■ ACTIVITY ■
The entries below are to be reproduced in full, exactly as written.

**** PROVIDED RECORDS

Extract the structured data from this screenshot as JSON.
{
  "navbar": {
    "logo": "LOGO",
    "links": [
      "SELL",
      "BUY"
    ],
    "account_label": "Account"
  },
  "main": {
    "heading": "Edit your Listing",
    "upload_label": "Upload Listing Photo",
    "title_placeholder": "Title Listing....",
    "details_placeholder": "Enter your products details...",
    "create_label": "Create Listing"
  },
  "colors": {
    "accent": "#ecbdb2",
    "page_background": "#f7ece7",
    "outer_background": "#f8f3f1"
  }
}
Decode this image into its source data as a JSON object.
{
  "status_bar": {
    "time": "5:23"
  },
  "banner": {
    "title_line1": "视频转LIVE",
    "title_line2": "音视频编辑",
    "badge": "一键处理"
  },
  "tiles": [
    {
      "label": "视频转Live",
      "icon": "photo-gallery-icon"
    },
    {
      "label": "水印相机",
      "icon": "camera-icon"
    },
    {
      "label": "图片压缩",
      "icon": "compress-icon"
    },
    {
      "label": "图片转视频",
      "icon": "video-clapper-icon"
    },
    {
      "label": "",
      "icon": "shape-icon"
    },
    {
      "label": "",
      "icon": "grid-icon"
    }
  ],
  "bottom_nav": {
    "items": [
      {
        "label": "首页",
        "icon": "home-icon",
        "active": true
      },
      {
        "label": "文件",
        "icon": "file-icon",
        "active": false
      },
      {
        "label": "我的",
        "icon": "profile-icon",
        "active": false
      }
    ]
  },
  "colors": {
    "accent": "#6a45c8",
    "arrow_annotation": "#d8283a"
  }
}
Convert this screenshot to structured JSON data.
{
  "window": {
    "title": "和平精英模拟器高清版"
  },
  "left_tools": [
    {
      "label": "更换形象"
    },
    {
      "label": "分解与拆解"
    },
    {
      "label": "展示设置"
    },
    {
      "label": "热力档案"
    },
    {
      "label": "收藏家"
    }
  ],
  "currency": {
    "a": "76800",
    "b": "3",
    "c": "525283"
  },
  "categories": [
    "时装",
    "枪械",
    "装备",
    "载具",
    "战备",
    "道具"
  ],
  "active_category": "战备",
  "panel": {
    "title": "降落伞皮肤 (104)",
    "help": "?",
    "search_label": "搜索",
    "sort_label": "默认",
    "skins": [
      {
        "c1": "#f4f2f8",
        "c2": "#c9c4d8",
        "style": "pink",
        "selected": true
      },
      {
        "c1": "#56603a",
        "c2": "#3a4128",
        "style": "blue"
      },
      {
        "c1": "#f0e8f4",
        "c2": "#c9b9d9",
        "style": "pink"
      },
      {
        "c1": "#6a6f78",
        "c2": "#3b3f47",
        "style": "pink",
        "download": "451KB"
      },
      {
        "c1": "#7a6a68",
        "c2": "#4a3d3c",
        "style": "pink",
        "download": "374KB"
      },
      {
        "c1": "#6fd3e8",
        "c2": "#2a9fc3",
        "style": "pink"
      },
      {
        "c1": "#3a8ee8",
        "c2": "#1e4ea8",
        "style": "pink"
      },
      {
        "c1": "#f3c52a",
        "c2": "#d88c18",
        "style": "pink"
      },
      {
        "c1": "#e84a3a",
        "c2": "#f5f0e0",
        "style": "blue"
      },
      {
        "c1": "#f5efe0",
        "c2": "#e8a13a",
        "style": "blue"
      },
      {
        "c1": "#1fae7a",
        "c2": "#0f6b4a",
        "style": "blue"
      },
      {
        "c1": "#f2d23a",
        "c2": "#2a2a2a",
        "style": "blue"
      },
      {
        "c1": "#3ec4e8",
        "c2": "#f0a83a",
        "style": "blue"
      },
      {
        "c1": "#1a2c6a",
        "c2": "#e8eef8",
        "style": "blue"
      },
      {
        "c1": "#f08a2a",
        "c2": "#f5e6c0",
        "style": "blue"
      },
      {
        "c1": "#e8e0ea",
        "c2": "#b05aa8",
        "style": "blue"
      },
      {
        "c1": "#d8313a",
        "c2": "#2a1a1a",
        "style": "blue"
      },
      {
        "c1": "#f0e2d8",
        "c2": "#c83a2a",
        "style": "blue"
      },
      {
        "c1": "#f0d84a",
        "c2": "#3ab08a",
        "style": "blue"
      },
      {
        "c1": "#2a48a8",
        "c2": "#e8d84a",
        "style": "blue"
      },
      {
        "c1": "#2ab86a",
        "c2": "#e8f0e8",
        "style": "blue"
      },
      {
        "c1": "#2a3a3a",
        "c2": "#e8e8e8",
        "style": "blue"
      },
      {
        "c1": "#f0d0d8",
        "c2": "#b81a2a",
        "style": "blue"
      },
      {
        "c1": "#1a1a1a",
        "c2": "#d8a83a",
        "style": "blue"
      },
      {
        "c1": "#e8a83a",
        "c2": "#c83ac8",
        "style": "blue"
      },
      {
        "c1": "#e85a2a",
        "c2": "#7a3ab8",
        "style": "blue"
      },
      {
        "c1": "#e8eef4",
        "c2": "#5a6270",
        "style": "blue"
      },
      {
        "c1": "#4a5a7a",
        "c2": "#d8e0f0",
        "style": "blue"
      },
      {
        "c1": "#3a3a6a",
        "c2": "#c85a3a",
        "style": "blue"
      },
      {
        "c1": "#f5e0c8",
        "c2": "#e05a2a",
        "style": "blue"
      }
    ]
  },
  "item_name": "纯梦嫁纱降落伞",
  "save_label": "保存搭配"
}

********

■ SOLUTION ■
Extract the structured data from this screenshot as JSON.
{
  "navbar": {
    "logo": "LOGO",
    "links": [
      "SELL",
      "BUY"
    ],
    "account_label": "Account"
  },
  "main": {
    "heading": "Edit your Listing",
    "upload_label": "Upload Listing Photo",
    "title_placeholder": "Title Listing....",
    "details_placeholder": "Enter your products details...",
    "create_label": "Create Listing"
  },
  "colors": {
    "accent": "#ecbdb2",
    "page_background": "#f7ece7",
    "outer_background": "#f8f3f1"
  }
}
Decode this image into its source data as a JSON object.
{
  "status_bar": {
    "time": "5:23"
  },
  "banner": {
    "title_line1": "视频转LIVE",
    "title_line2": "音视频编辑",
    "badge": "一键处理"
  },
  "tiles": [
    {
      "label": "视频转Live",
      "icon": "photo-gallery-icon"
    },
    {
      "label": "水印相机",
      "icon": "camera-icon"
    },
    {
      "label": "图片压缩",
      "icon": "compress-icon"
    },
    {
      "label": "图片转视频",
      "icon": "video-clapper-icon"
    },
    {
      "label": "",
      "icon": "shape-icon"
    },
    {
      "label": "",
      "icon": "grid-icon"
    }
  ],
  "bottom_nav": {
    "items": [
      {
        "label": "首页",
        "icon": "home-icon",
        "active": true
      },
      {
        "label": "文件",
        "icon": "file-icon",
        "active": false
      },
      {
        "label": "我的",
        "icon": "profile-icon",
        "active": false
      }
    ]
  },
  "colors": {
    "accent": "#6a45c8",
    "arrow_annotation": "#d8283a"
  }
}
Convert this screenshot to structured JSON data.
{
  "window": {
    "title": "和平精英模拟器高清版"
  },
  "left_tools": [
    {
      "label": "更换形象"
    },
    {
      "label": "分解与拆解"
    },
    {
      "label": "展示设置"
    },
    {
      "label": "热力档案"
    },
    {
      "label": "收藏家"
    }
  ],
  "currency": {
    "a": "76800",
    "b": "3",
    "c": "525283"
  },
  "categories": [
    "时装",
    "枪械",
    "装备",
    "载具",
    "战备",
    "道具"
  ],
  "active_category": "战备",
  "panel": {
    "title": "降落伞皮肤 (104)",
    "help": "?",
    "search_label": "搜索",
    "sort_label": "默认",
    "skins": [
      {
        "c1": "#f4f2f8",
        "c2": "#c9c4d8",
        "style": "pink",
        "selected": true
      },
      {
        "c1": "#56603a",
        "c2": "#3a4128",
        "style": "blue"
      },
      {
        "c1": "#f0e8f4",
        "c2": "#c9b9d9",
        "style": "pink"
      },
      {
        "c1": "#6a6f78",
        "c2": "#3b3f47",
        "style": "pink",
        "download": "451KB"
      },
      {
        "c1": "#7a6a68",
        "c2": "#4a3d3c",
        "style": "pink",
        "download": "374KB"
      },
      {
        "c1": "#6fd3e8",
        "c2": "#2a9fc3",
        "style": "pink"
      },
      {
        "c1": "#3a8ee8",
        "c2": "#1e4ea8",
        "style": "pink"
      },
      {
        "c1": "#f3c52a",
        "c2": "#d88c18",
        "style": "pink"
      },
      {
        "c1": "#e84a3a",
        "c2": "#f5f0e0",
        "style": "blue"
      },
      {
        "c1": "#f5efe0",
        "c2": "#e8a13a",
        "style": "blue"
      },
      {
        "c1": "#1fae7a",
        "c2": "#0f6b4a",
        "style": "blue"
      },
      {
        "c1": "#f2d23a",
        "c2": "#2a2a2a",
        "style": "blue"
      },
      {
        "c1": "#3ec4e8",
        "c2": "#f0a83a",
        "style": "blue"
      },
      {
        "c1": "#1a2c6a",
        "c2": "#e8eef8",
        "style": "blue"
      },
      {
        "c1": "#f08a2a",
        "c2": "#f5e6c0",
        "style": "blue"
      },
      {
        "c1": "#e8e0ea",
        "c2": "#b05aa8",
        "style": "blue"
      },
      {
        "c1": "#d8313a",
        "c2": "#2a1a1a",
        "style": "blue"
      },
      {
        "c1": "#f0e2d8",
        "c2": "#c83a2a",
        "style": "blue"
      },
      {
        "c1": "#f0d84a",
        "c2": "#3ab08a",
        "style": "blue"
      },
      {
        "c1": "#2a48a8",
        "c2": "#e8d84a",
        "style": "blue"
      },
      {
        "c1": "#2ab86a",
        "c2": "#e8f0e8",
        "style": "blue"
      },
      {
        "c1": "#2a3a3a",
        "c2": "#e8e8e8",
        "style": "blue"
      },
      {
        "c1": "#f0d0d8",
        "c2": "#b81a2a",
        "style": "blue"
      },
      {
        "c1": "#1a1a1a",
        "c2": "#d8a83a",
        "style": "blue"
      },
      {
        "c1": "#e8a83a",
        "c2": "#c83ac8",
        "style": "blue"
      },
      {
        "c1": "#e85a2a",
        "c2": "#7a3ab8",
        "style": "blue"
      },
      {
        "c1": "#e8eef4",
        "c2": "#5a6270",
        "style": "blue"
      },
      {
        "c1": "#4a5a7a",
        "c2": "#d8e0f0",
        "style": "blue"
      },
      {
        "c1": "#3a3a6a",
        "c2": "#c85a3a",
        "style": "blue"
      },
      {
        "c1": "#f5e0c8",
        "c2": "#e05a2a",
        "style": "blue"
      }
    ]
  },
  "item_name": "纯梦嫁纱降落伞",
  "save_label": "保存搭配"
}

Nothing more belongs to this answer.